§ YOUR INSTRUCTIONS:
From the material beneath, pull every line with the word "smiling".

(Beginning of EXTRACTED DATA)

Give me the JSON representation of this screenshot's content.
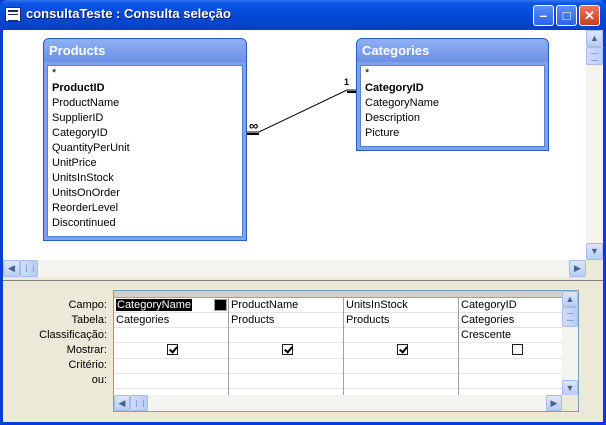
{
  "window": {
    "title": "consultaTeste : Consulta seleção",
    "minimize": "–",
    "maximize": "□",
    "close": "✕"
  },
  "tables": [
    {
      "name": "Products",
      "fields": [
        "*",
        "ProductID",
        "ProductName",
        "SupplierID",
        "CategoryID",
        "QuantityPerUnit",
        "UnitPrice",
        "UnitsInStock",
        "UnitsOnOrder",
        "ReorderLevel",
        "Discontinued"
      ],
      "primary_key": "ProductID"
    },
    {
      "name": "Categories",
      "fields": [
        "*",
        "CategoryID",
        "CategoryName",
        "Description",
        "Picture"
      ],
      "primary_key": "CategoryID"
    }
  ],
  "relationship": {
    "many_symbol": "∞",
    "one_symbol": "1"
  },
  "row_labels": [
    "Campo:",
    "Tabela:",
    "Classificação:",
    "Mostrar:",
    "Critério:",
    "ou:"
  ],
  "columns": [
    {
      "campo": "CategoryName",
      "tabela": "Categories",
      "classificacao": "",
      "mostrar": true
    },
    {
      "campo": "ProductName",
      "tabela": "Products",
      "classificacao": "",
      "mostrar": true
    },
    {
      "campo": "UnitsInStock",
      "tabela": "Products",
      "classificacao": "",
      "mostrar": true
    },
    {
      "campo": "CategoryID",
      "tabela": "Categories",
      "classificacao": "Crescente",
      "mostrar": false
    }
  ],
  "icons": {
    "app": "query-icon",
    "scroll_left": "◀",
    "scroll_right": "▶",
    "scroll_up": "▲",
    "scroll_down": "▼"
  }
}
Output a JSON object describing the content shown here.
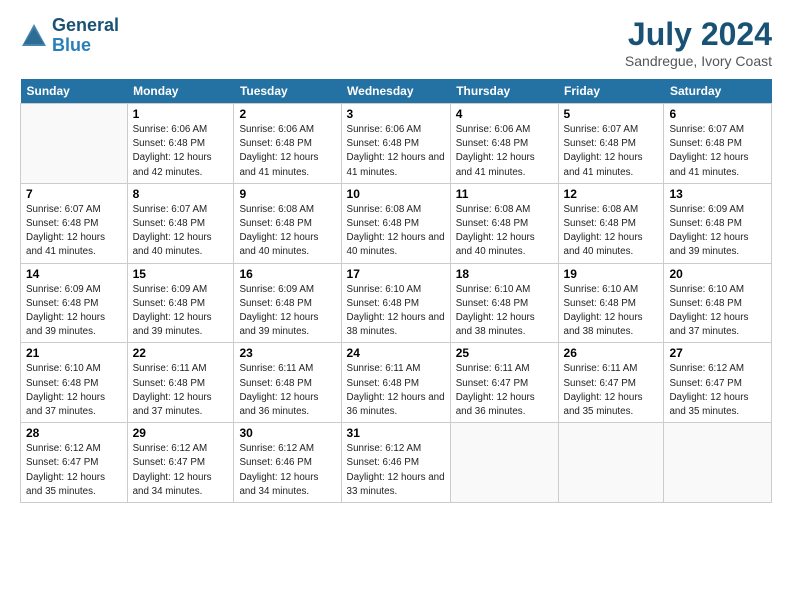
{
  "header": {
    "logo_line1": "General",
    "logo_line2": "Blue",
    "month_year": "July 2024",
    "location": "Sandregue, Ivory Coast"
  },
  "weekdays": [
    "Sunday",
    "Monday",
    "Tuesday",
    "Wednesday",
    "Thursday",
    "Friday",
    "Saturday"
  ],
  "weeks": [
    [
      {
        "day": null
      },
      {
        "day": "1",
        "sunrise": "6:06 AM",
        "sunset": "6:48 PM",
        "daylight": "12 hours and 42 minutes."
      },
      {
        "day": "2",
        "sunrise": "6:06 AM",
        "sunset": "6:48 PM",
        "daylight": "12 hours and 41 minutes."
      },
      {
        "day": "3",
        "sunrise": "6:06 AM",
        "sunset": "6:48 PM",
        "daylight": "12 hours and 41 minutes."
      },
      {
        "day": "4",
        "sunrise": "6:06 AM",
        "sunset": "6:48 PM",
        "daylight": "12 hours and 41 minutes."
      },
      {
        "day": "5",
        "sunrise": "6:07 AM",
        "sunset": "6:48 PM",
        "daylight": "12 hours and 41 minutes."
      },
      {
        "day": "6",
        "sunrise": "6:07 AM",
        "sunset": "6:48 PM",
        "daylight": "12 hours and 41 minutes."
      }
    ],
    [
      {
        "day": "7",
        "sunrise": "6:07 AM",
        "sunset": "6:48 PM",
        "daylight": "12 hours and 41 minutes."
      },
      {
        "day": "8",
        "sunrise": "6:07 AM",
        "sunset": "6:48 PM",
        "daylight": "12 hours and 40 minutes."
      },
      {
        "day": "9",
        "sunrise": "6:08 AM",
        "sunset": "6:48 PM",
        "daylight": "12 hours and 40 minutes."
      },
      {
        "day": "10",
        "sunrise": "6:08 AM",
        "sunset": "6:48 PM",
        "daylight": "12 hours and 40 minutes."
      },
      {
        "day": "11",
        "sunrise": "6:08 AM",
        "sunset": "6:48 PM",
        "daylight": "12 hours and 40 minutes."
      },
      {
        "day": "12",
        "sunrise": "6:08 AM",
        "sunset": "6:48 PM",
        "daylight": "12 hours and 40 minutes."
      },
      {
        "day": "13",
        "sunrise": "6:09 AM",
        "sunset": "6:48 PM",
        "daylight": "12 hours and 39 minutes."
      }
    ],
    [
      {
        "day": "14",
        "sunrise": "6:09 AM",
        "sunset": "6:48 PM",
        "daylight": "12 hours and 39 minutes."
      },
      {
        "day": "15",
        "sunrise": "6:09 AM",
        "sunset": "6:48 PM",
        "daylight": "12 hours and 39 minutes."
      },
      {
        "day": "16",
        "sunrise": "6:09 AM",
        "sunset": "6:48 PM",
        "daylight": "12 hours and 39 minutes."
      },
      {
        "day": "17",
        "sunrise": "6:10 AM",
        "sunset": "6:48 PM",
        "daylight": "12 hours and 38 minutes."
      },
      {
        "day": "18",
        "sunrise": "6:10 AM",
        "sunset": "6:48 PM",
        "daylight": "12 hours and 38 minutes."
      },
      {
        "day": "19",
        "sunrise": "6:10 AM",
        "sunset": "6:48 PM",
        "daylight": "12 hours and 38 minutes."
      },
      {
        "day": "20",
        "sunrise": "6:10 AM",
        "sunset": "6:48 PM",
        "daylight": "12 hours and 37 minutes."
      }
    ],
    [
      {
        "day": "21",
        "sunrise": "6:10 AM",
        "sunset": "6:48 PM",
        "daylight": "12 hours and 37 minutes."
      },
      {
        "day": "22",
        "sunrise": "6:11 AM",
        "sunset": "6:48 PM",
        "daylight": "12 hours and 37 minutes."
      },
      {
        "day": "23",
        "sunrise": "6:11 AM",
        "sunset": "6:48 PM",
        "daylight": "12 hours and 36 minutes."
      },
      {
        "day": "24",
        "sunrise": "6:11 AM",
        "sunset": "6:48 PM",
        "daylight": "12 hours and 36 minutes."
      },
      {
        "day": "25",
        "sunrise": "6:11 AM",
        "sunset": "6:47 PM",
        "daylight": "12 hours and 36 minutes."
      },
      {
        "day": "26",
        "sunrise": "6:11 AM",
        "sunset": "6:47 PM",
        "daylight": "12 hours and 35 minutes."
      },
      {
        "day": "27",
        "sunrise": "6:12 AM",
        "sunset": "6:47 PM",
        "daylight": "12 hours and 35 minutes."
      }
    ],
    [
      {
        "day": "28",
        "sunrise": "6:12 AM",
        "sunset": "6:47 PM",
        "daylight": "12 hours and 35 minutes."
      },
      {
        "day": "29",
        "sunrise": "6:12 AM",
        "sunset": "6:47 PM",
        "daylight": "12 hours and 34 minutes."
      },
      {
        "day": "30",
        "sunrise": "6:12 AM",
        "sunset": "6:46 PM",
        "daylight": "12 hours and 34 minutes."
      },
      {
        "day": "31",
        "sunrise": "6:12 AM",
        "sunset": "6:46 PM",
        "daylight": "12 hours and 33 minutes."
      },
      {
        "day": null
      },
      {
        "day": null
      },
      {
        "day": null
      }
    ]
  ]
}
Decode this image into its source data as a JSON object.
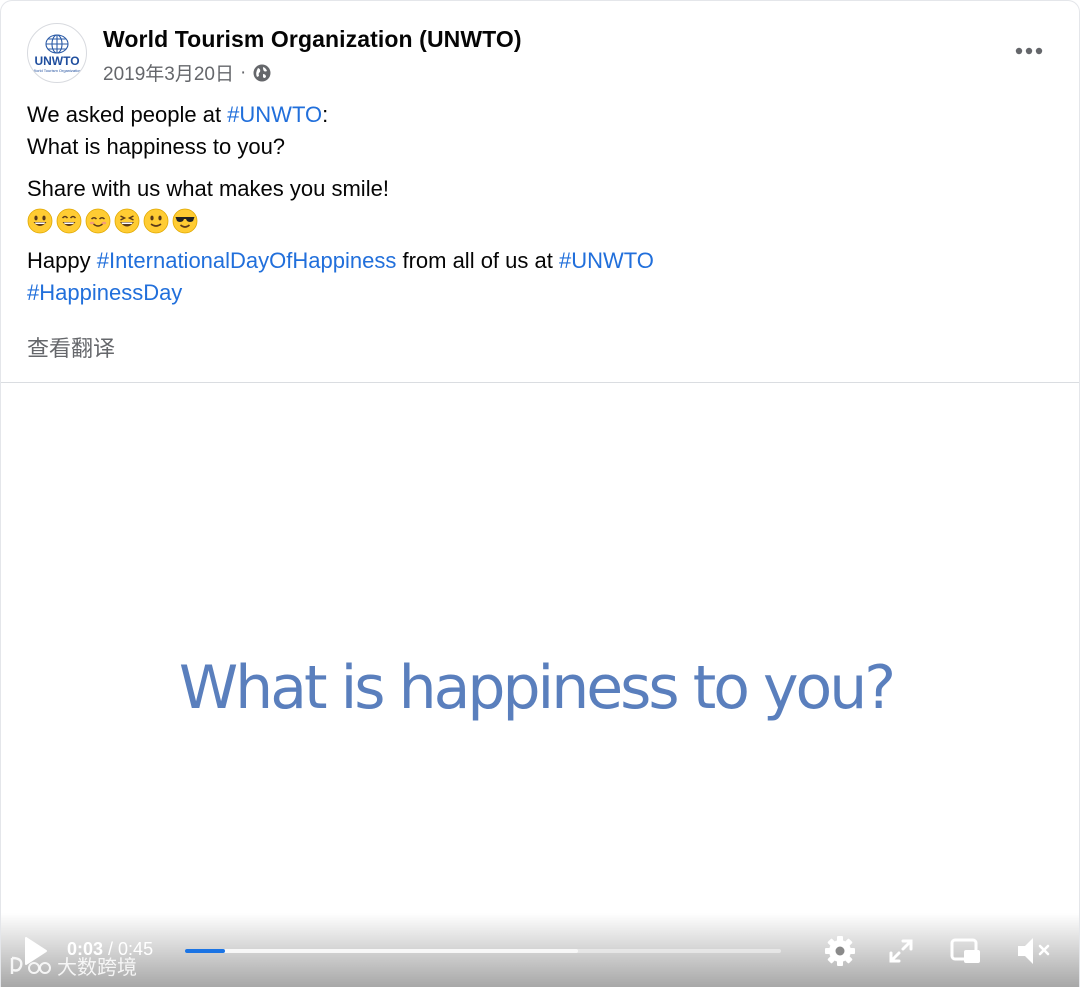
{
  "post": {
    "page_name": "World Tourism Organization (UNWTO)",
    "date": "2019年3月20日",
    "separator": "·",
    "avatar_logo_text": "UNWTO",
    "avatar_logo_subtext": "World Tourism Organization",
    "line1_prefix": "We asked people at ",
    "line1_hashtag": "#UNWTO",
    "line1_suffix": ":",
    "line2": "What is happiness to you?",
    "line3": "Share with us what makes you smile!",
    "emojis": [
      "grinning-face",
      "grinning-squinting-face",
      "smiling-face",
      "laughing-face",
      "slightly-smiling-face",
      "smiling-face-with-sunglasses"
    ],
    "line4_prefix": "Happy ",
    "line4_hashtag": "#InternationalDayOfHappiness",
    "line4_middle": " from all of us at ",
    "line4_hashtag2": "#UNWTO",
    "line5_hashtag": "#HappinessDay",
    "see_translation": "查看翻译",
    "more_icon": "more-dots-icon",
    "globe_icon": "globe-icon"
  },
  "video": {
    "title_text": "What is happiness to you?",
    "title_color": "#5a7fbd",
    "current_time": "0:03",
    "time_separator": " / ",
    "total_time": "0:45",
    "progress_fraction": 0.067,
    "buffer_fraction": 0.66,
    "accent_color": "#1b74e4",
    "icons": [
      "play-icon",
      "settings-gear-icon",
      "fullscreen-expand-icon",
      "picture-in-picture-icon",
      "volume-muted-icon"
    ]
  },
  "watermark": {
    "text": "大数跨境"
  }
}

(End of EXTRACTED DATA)

§ PROBLEM SOLUTION:
      "smiling-face",
      "slightly-smiling-face",
      "smiling-face-with-sunglasses"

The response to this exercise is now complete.